(Dataset rows for apps and sites)
_____

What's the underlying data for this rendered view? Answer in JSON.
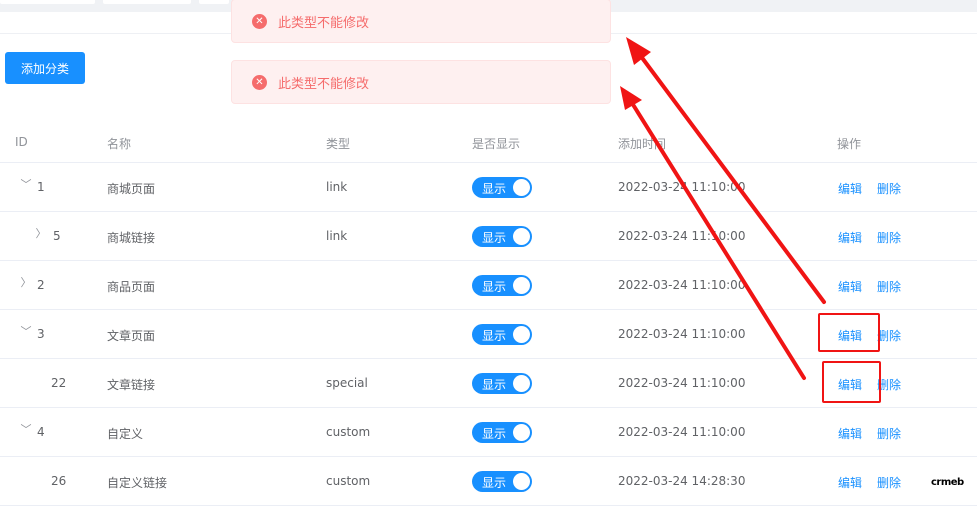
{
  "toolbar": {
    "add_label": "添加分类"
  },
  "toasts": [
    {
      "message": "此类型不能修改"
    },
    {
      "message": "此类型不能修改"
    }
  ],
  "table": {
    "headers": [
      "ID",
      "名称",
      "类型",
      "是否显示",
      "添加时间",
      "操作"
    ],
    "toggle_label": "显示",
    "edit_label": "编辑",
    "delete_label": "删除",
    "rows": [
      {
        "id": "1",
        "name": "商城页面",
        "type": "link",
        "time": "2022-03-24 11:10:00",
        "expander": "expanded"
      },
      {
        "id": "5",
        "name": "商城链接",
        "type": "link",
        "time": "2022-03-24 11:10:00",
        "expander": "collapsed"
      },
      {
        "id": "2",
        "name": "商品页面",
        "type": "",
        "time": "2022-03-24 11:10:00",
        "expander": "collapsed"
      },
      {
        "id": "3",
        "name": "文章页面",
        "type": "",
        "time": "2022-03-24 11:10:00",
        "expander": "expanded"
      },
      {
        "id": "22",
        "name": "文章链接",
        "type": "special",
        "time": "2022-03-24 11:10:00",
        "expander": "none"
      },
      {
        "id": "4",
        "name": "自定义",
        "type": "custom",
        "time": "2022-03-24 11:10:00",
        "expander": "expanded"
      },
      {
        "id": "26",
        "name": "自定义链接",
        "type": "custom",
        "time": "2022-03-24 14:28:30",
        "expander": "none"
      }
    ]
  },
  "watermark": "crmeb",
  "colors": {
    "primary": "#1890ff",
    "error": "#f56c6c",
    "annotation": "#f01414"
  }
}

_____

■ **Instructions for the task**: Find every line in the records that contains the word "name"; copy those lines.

■ **Output below**:
        "name": "商城页面",
        "name": "商城链接",
        "name": "商品页面",
        "name": "文章页面",
        "name": "文章链接",
        "name": "自定义",
        "name": "自定义链接",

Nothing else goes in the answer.